# Task
Beginning with the line that holds "What data populates", copy each line exactly through the end of the entries, but leave the pictures out.

#### Material to process ####

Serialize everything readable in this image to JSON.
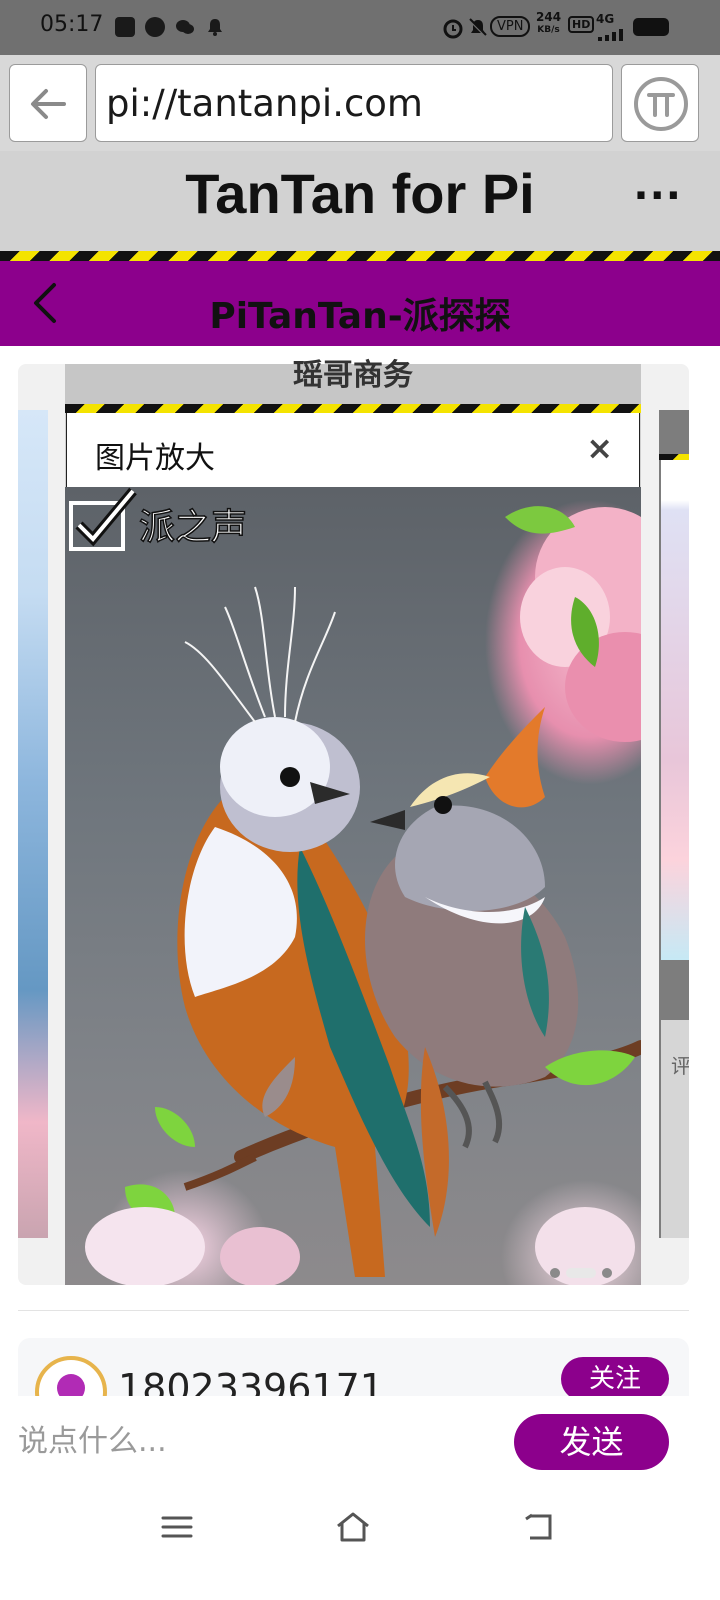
{
  "status_bar": {
    "time": "05:17",
    "vpn_label": "VPN",
    "speed_value": "244",
    "speed_unit": "KB/s",
    "hd_label": "HD",
    "network_label": "4G"
  },
  "url_bar": {
    "url": "pi://tantanpi.com",
    "back_icon": "back-arrow-icon",
    "pi_icon": "pi-logo-icon"
  },
  "header": {
    "title": "TanTan for Pi",
    "more_label": "···"
  },
  "sub_header": {
    "title": "PiTanTan-派探探",
    "back_icon": "chevron-left-icon"
  },
  "modal": {
    "peek_title": "瑶哥商务",
    "title": "图片放大",
    "close_label": "×",
    "watermark": "派之声"
  },
  "carousel": {
    "dot_count": 3,
    "active_index": 1,
    "right_card_label": "评"
  },
  "post": {
    "user_name": "18023396171",
    "follow_label": "关注"
  },
  "comment": {
    "placeholder": "说点什么...",
    "send_label": "发送"
  },
  "nav": {
    "menu_icon": "menu-icon",
    "home_icon": "home-icon",
    "back_icon": "back-icon"
  },
  "colors": {
    "accent": "#8c008c",
    "hazard_yellow": "#f4e300",
    "hazard_black": "#111111"
  }
}
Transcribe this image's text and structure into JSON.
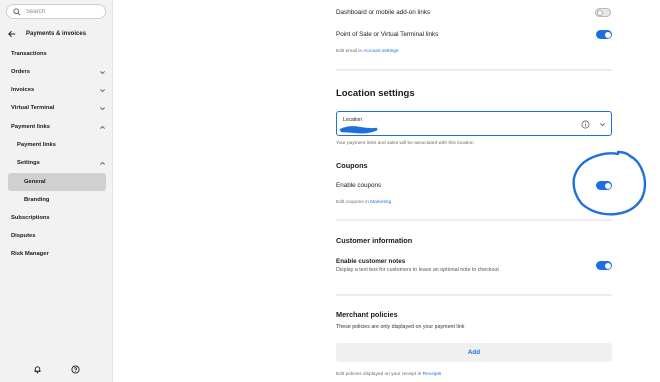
{
  "sidebar": {
    "search_placeholder": "Search",
    "back_title": "Payments & invoices",
    "items": [
      {
        "label": "Transactions"
      },
      {
        "label": "Orders"
      },
      {
        "label": "Invoices"
      },
      {
        "label": "Virtual Terminal"
      },
      {
        "label": "Payment links"
      },
      {
        "label": "Payment links"
      },
      {
        "label": "Settings"
      },
      {
        "label": "General"
      },
      {
        "label": "Branding"
      },
      {
        "label": "Subscriptions"
      },
      {
        "label": "Disputes"
      },
      {
        "label": "Risk Manager"
      }
    ]
  },
  "main": {
    "dashboard_links_label": "Dashboard or mobile add-on links",
    "dashboard_links_on": false,
    "pos_links_label": "Point of Sale or Virtual Terminal links",
    "pos_links_on": true,
    "edit_email_prefix": "Edit email in ",
    "edit_email_link": "Account settings",
    "location_settings_title": "Location settings",
    "location_field_label": "Location",
    "location_help": "Your payment links and sales will be associated with this location",
    "coupons_title": "Coupons",
    "enable_coupons_label": "Enable coupons",
    "enable_coupons_on": true,
    "edit_coupons_prefix": "Edit coupons in ",
    "edit_coupons_link": "Marketing",
    "customer_info_title": "Customer information",
    "enable_notes_label": "Enable customer notes",
    "enable_notes_desc": "Display a text box for customers to leave an optional note in checkout",
    "enable_notes_on": true,
    "merchant_policies_title": "Merchant policies",
    "merchant_policies_desc": "These policies are only displayed on your payment link",
    "add_button_label": "Add",
    "edit_policies_prefix": "Edit policies displayed on your receipt in ",
    "edit_policies_link": "Receipts"
  },
  "colors": {
    "accent": "#1f6fde",
    "sidebar_bg": "#f2f2f2",
    "active_item_bg": "#d0d0d0",
    "annotation": "#1f6fde"
  },
  "icons": [
    "search-icon",
    "back-arrow-icon",
    "chevron-down-icon",
    "chevron-up-icon",
    "info-icon",
    "bell-icon",
    "help-icon"
  ]
}
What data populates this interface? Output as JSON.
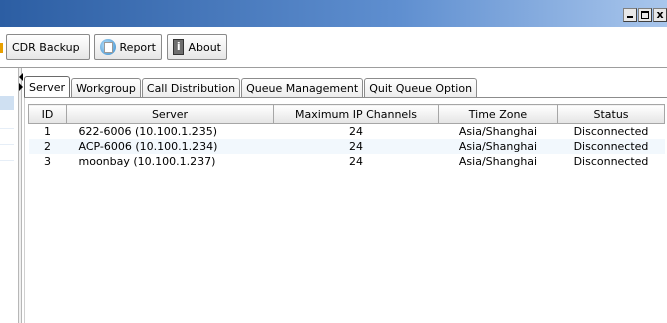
{
  "window": {
    "buttons": {
      "minimize": "_",
      "maximize": "□",
      "close": "x"
    }
  },
  "toolbar": {
    "buttons": [
      {
        "label": "CDR Backup",
        "icon": "cdr-backup-icon"
      },
      {
        "label": "Report",
        "icon": "report-icon"
      },
      {
        "label": "About",
        "icon": "about-icon"
      }
    ]
  },
  "tabs": [
    {
      "label": "Server",
      "active": true
    },
    {
      "label": "Workgroup",
      "active": false
    },
    {
      "label": "Call Distribution",
      "active": false
    },
    {
      "label": "Queue Management",
      "active": false
    },
    {
      "label": "Quit Queue Option",
      "active": false
    }
  ],
  "table": {
    "columns": [
      "ID",
      "Server",
      "Maximum IP Channels",
      "Time Zone",
      "Status"
    ],
    "rows": [
      {
        "id": "1",
        "server": "622-6006 (10.100.1.235)",
        "channels": "24",
        "timezone": "Asia/Shanghai",
        "status": "Disconnected"
      },
      {
        "id": "2",
        "server": "ACP-6006 (10.100.1.234)",
        "channels": "24",
        "timezone": "Asia/Shanghai",
        "status": "Disconnected"
      },
      {
        "id": "3",
        "server": "moonbay (10.100.1.237)",
        "channels": "24",
        "timezone": "Asia/Shanghai",
        "status": "Disconnected"
      }
    ]
  },
  "colors": {
    "titlebar_start": "#2c5ea3",
    "titlebar_end": "#a9c6ec",
    "row_alt": "#f2f8fd",
    "selected_strip": "#cfe0f2"
  }
}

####

# Your response
What data populates this interface? Output as JSON.
{
  "window": {
    "buttons": {
      "minimize": "_",
      "maximize": "□",
      "close": "x"
    }
  },
  "toolbar": {
    "buttons": [
      {
        "label": "CDR Backup",
        "icon": "cdr-backup-icon"
      },
      {
        "label": "Report",
        "icon": "report-icon"
      },
      {
        "label": "About",
        "icon": "about-icon"
      }
    ]
  },
  "tabs": [
    {
      "label": "Server",
      "active": true
    },
    {
      "label": "Workgroup",
      "active": false
    },
    {
      "label": "Call Distribution",
      "active": false
    },
    {
      "label": "Queue Management",
      "active": false
    },
    {
      "label": "Quit Queue Option",
      "active": false
    }
  ],
  "table": {
    "columns": [
      "ID",
      "Server",
      "Maximum IP Channels",
      "Time Zone",
      "Status"
    ],
    "rows": [
      {
        "id": "1",
        "server": "622-6006 (10.100.1.235)",
        "channels": "24",
        "timezone": "Asia/Shanghai",
        "status": "Disconnected"
      },
      {
        "id": "2",
        "server": "ACP-6006 (10.100.1.234)",
        "channels": "24",
        "timezone": "Asia/Shanghai",
        "status": "Disconnected"
      },
      {
        "id": "3",
        "server": "moonbay (10.100.1.237)",
        "channels": "24",
        "timezone": "Asia/Shanghai",
        "status": "Disconnected"
      }
    ]
  },
  "colors": {
    "titlebar_start": "#2c5ea3",
    "titlebar_end": "#a9c6ec",
    "row_alt": "#f2f8fd",
    "selected_strip": "#cfe0f2"
  }
}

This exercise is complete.